Your task: The records below are to be returned word for word, with pictures left out.

Records to use:
::::::::::

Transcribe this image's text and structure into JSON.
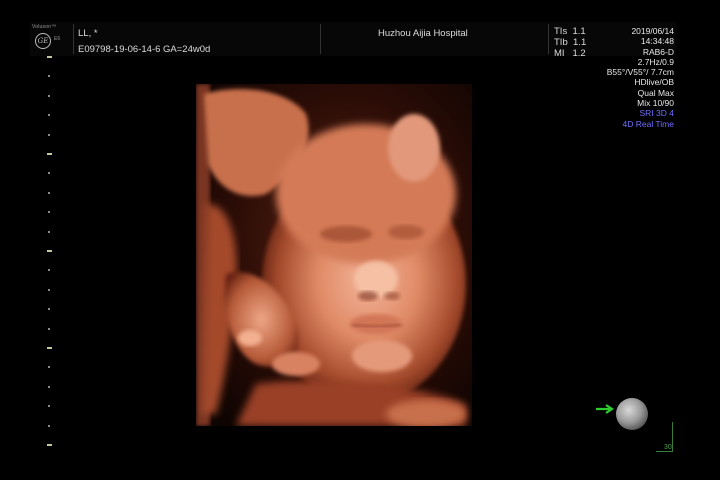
{
  "logo": {
    "brand": "Voluson™",
    "model": "E6"
  },
  "patient": {
    "name": "LL,  *",
    "id_line": "E09798-19-06-14-6   GA=24w0d"
  },
  "hospital": "Huzhou Aijia Hospital",
  "thermal": [
    {
      "label": "TIs",
      "value": "1.1"
    },
    {
      "label": "TIb",
      "value": "1.1"
    },
    {
      "label": "MI",
      "value": "1.2"
    }
  ],
  "right_info": {
    "date": "2019/06/14",
    "time": "14:34:48",
    "probe": "RAB6-D",
    "freq": "2.7Hz/0.9",
    "angle": "B55°/V55°/ 7.7cm",
    "mode": "HDlive/OB",
    "quality": "Qual Max",
    "mix": "Mix 10/90",
    "sri": "SRI 3D 4",
    "realtime": "4D Real Time"
  },
  "orientation": {
    "label": "30"
  },
  "colors": {
    "accent_blue": "#6d6dff",
    "orientation_green": "#2ecc2e",
    "skin_tone": "#e08a66"
  }
}
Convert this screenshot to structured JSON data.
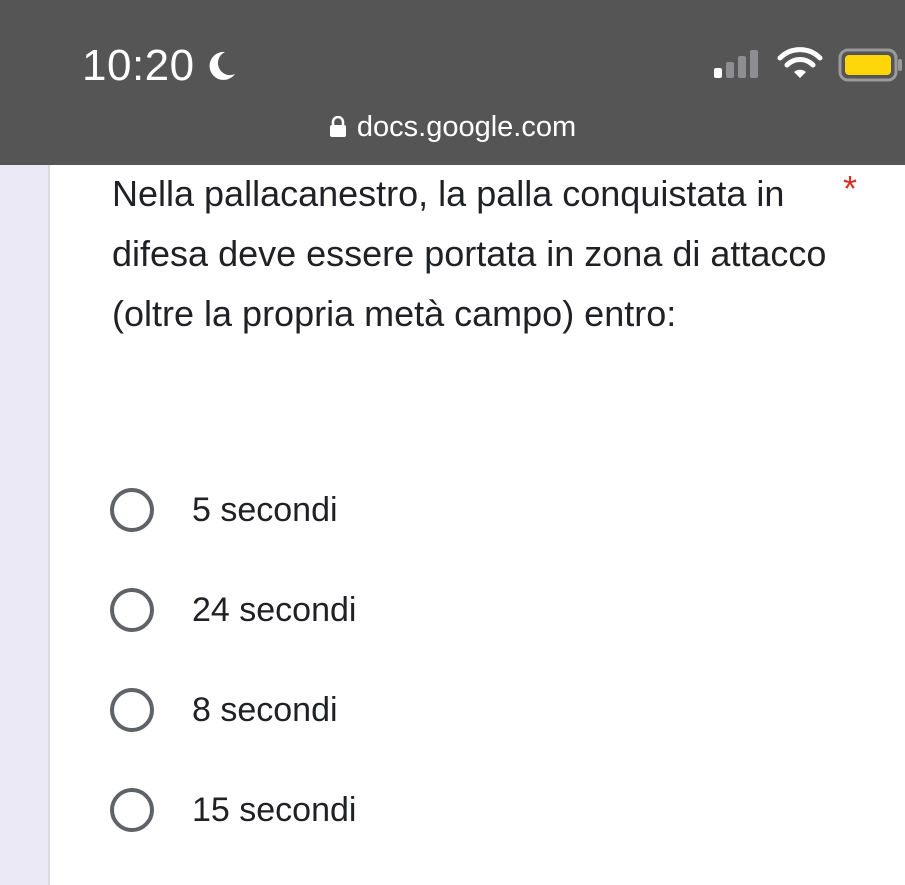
{
  "status_bar": {
    "time": "10:20",
    "moon_icon": "moon-icon",
    "signal_icon": "cellular-signal-icon",
    "wifi_icon": "wifi-icon",
    "battery_icon": "battery-icon",
    "battery_color": "#FFD60A",
    "background_color": "#555556"
  },
  "browser": {
    "url": "docs.google.com",
    "lock_icon": "lock-icon"
  },
  "form": {
    "question": "Nella pallacanestro, la palla conquistata in difesa deve essere portata in zona di attacco (oltre la propria metà campo) entro:",
    "required_marker": "*",
    "accent_color": "#d93025",
    "options": [
      {
        "label": "5 secondi"
      },
      {
        "label": "24 secondi"
      },
      {
        "label": "8 secondi"
      },
      {
        "label": "15 secondi"
      }
    ]
  }
}
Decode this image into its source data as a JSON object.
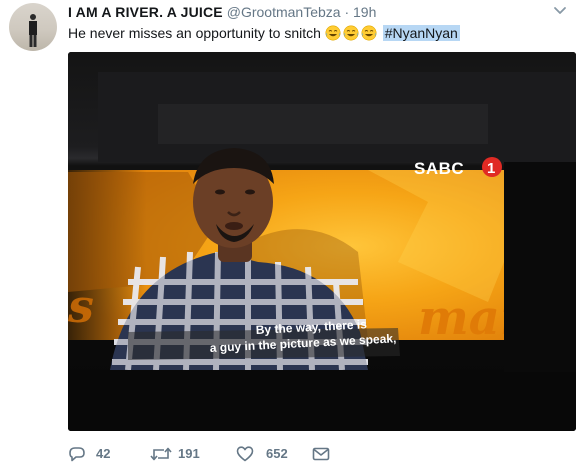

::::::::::

Completed exercise:
Transcribe this image's text and structure into JSON.
{
  "logo": {
    "brand": "Voluson™",
    "model": "E6"
  },
  "patient": {
    "name": "LL,  *",
    "id_line": "E09798-19-06-14-6   GA=24w0d"
  },
  "hospital": "Huzhou Aijia Hospital",
  "thermal": [
    {
      "label": "TIs",
      "value": "1.1"
    },
    {
      "label": "TIb",
      "value": "1.1"
    },
    {
      "label": "MI",
      "value": "1.2"
    }
  ],
  "right_info": {
    "date": "2019/06/14",
    "time": "14:34:48",
    "probe": "RAB6-D",
    "freq": "2.7Hz/0.9",
    "angle": "B55°/V55°/ 7.7cm",
    "mode": "HDlive/OB",
    "quality": "Qual Max",
    "mix": "Mix 10/90",
    "sri": "SRI 3D 4",
    "realtime": "4D Real Time"
  },
  "orientation": {
    "label": "30"
  },
  "colors": {
    "accent_blue": "#6d6dff",
    "orientation_green": "#2ecc2e",
    "skin_tone": "#e08a66"
  }
}
Convert this screenshot to structured JSON data.
{
  "status_bar": {
    "time": "10:20",
    "moon_icon": "moon-icon",
    "signal_icon": "cellular-signal-icon",
    "wifi_icon": "wifi-icon",
    "battery_icon": "battery-icon",
    "battery_color": "#FFD60A",
    "background_color": "#555556"
  },
  "browser": {
    "url": "docs.google.com",
    "lock_icon": "lock-icon"
  },
  "form": {
    "question": "Nella pallacanestro, la palla conquistata in difesa deve essere portata in zona di attacco (oltre la propria metà campo) entro:",
    "required_marker": "*",
    "accent_color": "#d93025",
    "options": [
      {
        "label": "5 secondi"
      },
      {
        "label": "24 secondi"
      },
      {
        "label": "8 secondi"
      },
      {
        "label": "15 secondi"
      }
    ]
  }
}
Decode this image into its source data as a JSON object.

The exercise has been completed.